#### What is required:
Please print the full listing exactly.
________________________________________
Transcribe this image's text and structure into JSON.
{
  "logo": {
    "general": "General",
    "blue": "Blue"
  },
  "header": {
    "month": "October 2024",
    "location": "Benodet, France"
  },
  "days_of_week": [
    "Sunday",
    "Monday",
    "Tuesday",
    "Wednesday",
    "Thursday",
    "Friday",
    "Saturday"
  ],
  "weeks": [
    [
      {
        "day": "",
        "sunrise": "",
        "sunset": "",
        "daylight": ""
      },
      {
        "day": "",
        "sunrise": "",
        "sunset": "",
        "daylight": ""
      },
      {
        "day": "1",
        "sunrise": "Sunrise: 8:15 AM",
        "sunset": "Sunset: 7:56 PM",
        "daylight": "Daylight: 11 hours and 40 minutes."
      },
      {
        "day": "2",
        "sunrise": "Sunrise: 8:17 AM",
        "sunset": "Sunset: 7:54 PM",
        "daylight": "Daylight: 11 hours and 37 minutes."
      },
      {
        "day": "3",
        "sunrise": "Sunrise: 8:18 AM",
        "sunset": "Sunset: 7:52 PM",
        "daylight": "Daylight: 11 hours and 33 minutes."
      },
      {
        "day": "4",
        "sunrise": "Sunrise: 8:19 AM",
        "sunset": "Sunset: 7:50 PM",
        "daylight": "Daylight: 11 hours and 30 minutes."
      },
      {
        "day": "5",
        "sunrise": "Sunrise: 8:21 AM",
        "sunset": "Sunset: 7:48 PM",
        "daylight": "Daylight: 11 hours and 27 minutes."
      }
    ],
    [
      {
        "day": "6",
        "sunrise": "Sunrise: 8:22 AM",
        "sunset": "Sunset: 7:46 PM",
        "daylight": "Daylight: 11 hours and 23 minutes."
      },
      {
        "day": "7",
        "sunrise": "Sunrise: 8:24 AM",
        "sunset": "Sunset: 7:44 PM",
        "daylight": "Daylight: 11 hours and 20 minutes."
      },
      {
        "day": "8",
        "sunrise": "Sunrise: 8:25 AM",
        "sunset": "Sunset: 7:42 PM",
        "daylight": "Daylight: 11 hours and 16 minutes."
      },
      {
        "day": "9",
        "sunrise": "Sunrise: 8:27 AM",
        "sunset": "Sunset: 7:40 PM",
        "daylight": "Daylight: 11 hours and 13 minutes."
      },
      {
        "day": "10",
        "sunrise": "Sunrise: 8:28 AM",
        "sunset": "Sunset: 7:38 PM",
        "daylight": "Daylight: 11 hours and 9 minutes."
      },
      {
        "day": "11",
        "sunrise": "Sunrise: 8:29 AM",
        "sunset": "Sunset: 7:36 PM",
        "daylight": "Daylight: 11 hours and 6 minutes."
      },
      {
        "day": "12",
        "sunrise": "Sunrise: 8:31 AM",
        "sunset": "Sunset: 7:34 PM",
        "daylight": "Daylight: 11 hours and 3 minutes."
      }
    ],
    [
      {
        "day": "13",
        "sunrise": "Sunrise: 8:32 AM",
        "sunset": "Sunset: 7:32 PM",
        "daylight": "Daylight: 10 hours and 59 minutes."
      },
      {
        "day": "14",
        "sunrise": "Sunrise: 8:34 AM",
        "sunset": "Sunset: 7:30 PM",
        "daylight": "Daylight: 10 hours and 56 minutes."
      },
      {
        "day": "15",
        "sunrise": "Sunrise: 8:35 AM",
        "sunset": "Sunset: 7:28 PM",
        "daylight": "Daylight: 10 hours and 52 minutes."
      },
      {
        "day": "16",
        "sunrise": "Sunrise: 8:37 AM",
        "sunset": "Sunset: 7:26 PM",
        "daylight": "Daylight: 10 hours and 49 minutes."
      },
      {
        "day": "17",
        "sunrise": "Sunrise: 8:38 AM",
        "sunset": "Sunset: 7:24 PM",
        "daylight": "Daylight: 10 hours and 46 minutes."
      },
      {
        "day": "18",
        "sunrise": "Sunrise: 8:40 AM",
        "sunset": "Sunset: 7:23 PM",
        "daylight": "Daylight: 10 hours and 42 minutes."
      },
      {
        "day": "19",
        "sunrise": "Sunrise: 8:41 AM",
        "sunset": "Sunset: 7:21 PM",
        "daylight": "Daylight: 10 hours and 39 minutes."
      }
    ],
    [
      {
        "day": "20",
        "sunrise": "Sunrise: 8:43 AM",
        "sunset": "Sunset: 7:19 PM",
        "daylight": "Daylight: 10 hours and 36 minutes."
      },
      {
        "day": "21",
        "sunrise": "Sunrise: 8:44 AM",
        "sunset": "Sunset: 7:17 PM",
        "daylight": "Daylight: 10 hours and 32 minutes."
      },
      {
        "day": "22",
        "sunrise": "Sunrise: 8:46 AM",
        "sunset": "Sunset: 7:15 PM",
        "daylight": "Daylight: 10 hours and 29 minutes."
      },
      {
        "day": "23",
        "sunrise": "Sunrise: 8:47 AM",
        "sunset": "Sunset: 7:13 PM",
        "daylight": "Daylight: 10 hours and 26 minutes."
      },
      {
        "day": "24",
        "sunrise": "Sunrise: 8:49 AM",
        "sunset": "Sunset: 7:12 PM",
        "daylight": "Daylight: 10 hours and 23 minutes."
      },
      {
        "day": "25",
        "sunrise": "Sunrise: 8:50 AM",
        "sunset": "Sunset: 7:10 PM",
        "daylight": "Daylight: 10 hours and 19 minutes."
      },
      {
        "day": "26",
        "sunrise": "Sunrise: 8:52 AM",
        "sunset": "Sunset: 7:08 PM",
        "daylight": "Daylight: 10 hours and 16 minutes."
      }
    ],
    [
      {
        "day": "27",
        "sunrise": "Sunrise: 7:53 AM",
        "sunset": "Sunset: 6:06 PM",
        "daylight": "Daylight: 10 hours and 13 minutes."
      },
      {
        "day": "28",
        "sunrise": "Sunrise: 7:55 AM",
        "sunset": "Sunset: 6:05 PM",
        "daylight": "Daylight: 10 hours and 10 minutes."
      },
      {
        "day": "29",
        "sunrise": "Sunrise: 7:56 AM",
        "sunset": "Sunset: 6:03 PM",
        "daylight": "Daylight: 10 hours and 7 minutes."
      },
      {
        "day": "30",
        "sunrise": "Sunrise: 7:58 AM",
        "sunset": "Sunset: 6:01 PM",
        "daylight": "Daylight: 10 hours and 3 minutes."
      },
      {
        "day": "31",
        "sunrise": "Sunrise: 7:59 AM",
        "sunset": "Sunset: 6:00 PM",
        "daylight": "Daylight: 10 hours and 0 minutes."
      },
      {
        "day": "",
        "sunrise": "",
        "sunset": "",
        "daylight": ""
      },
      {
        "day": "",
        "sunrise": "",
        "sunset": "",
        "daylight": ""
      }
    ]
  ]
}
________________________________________
#### Completed exercise:
Transcribe this image's text and structure into JSON.
{
  "logo": {
    "general": "General",
    "blue": "Blue"
  },
  "header": {
    "month": "October 2024",
    "location": "Benodet, France"
  },
  "days_of_week": [
    "Sunday",
    "Monday",
    "Tuesday",
    "Wednesday",
    "Thursday",
    "Friday",
    "Saturday"
  ],
  "weeks": [
    [
      {
        "day": "",
        "sunrise": "",
        "sunset": "",
        "daylight": ""
      },
      {
        "day": "",
        "sunrise": "",
        "sunset": "",
        "daylight": ""
      },
      {
        "day": "1",
        "sunrise": "Sunrise: 8:15 AM",
        "sunset": "Sunset: 7:56 PM",
        "daylight": "Daylight: 11 hours and 40 minutes."
      },
      {
        "day": "2",
        "sunrise": "Sunrise: 8:17 AM",
        "sunset": "Sunset: 7:54 PM",
        "daylight": "Daylight: 11 hours and 37 minutes."
      },
      {
        "day": "3",
        "sunrise": "Sunrise: 8:18 AM",
        "sunset": "Sunset: 7:52 PM",
        "daylight": "Daylight: 11 hours and 33 minutes."
      },
      {
        "day": "4",
        "sunrise": "Sunrise: 8:19 AM",
        "sunset": "Sunset: 7:50 PM",
        "daylight": "Daylight: 11 hours and 30 minutes."
      },
      {
        "day": "5",
        "sunrise": "Sunrise: 8:21 AM",
        "sunset": "Sunset: 7:48 PM",
        "daylight": "Daylight: 11 hours and 27 minutes."
      }
    ],
    [
      {
        "day": "6",
        "sunrise": "Sunrise: 8:22 AM",
        "sunset": "Sunset: 7:46 PM",
        "daylight": "Daylight: 11 hours and 23 minutes."
      },
      {
        "day": "7",
        "sunrise": "Sunrise: 8:24 AM",
        "sunset": "Sunset: 7:44 PM",
        "daylight": "Daylight: 11 hours and 20 minutes."
      },
      {
        "day": "8",
        "sunrise": "Sunrise: 8:25 AM",
        "sunset": "Sunset: 7:42 PM",
        "daylight": "Daylight: 11 hours and 16 minutes."
      },
      {
        "day": "9",
        "sunrise": "Sunrise: 8:27 AM",
        "sunset": "Sunset: 7:40 PM",
        "daylight": "Daylight: 11 hours and 13 minutes."
      },
      {
        "day": "10",
        "sunrise": "Sunrise: 8:28 AM",
        "sunset": "Sunset: 7:38 PM",
        "daylight": "Daylight: 11 hours and 9 minutes."
      },
      {
        "day": "11",
        "sunrise": "Sunrise: 8:29 AM",
        "sunset": "Sunset: 7:36 PM",
        "daylight": "Daylight: 11 hours and 6 minutes."
      },
      {
        "day": "12",
        "sunrise": "Sunrise: 8:31 AM",
        "sunset": "Sunset: 7:34 PM",
        "daylight": "Daylight: 11 hours and 3 minutes."
      }
    ],
    [
      {
        "day": "13",
        "sunrise": "Sunrise: 8:32 AM",
        "sunset": "Sunset: 7:32 PM",
        "daylight": "Daylight: 10 hours and 59 minutes."
      },
      {
        "day": "14",
        "sunrise": "Sunrise: 8:34 AM",
        "sunset": "Sunset: 7:30 PM",
        "daylight": "Daylight: 10 hours and 56 minutes."
      },
      {
        "day": "15",
        "sunrise": "Sunrise: 8:35 AM",
        "sunset": "Sunset: 7:28 PM",
        "daylight": "Daylight: 10 hours and 52 minutes."
      },
      {
        "day": "16",
        "sunrise": "Sunrise: 8:37 AM",
        "sunset": "Sunset: 7:26 PM",
        "daylight": "Daylight: 10 hours and 49 minutes."
      },
      {
        "day": "17",
        "sunrise": "Sunrise: 8:38 AM",
        "sunset": "Sunset: 7:24 PM",
        "daylight": "Daylight: 10 hours and 46 minutes."
      },
      {
        "day": "18",
        "sunrise": "Sunrise: 8:40 AM",
        "sunset": "Sunset: 7:23 PM",
        "daylight": "Daylight: 10 hours and 42 minutes."
      },
      {
        "day": "19",
        "sunrise": "Sunrise: 8:41 AM",
        "sunset": "Sunset: 7:21 PM",
        "daylight": "Daylight: 10 hours and 39 minutes."
      }
    ],
    [
      {
        "day": "20",
        "sunrise": "Sunrise: 8:43 AM",
        "sunset": "Sunset: 7:19 PM",
        "daylight": "Daylight: 10 hours and 36 minutes."
      },
      {
        "day": "21",
        "sunrise": "Sunrise: 8:44 AM",
        "sunset": "Sunset: 7:17 PM",
        "daylight": "Daylight: 10 hours and 32 minutes."
      },
      {
        "day": "22",
        "sunrise": "Sunrise: 8:46 AM",
        "sunset": "Sunset: 7:15 PM",
        "daylight": "Daylight: 10 hours and 29 minutes."
      },
      {
        "day": "23",
        "sunrise": "Sunrise: 8:47 AM",
        "sunset": "Sunset: 7:13 PM",
        "daylight": "Daylight: 10 hours and 26 minutes."
      },
      {
        "day": "24",
        "sunrise": "Sunrise: 8:49 AM",
        "sunset": "Sunset: 7:12 PM",
        "daylight": "Daylight: 10 hours and 23 minutes."
      },
      {
        "day": "25",
        "sunrise": "Sunrise: 8:50 AM",
        "sunset": "Sunset: 7:10 PM",
        "daylight": "Daylight: 10 hours and 19 minutes."
      },
      {
        "day": "26",
        "sunrise": "Sunrise: 8:52 AM",
        "sunset": "Sunset: 7:08 PM",
        "daylight": "Daylight: 10 hours and 16 minutes."
      }
    ],
    [
      {
        "day": "27",
        "sunrise": "Sunrise: 7:53 AM",
        "sunset": "Sunset: 6:06 PM",
        "daylight": "Daylight: 10 hours and 13 minutes."
      },
      {
        "day": "28",
        "sunrise": "Sunrise: 7:55 AM",
        "sunset": "Sunset: 6:05 PM",
        "daylight": "Daylight: 10 hours and 10 minutes."
      },
      {
        "day": "29",
        "sunrise": "Sunrise: 7:56 AM",
        "sunset": "Sunset: 6:03 PM",
        "daylight": "Daylight: 10 hours and 7 minutes."
      },
      {
        "day": "30",
        "sunrise": "Sunrise: 7:58 AM",
        "sunset": "Sunset: 6:01 PM",
        "daylight": "Daylight: 10 hours and 3 minutes."
      },
      {
        "day": "31",
        "sunrise": "Sunrise: 7:59 AM",
        "sunset": "Sunset: 6:00 PM",
        "daylight": "Daylight: 10 hours and 0 minutes."
      },
      {
        "day": "",
        "sunrise": "",
        "sunset": "",
        "daylight": ""
      },
      {
        "day": "",
        "sunrise": "",
        "sunset": "",
        "daylight": ""
      }
    ]
  ]
}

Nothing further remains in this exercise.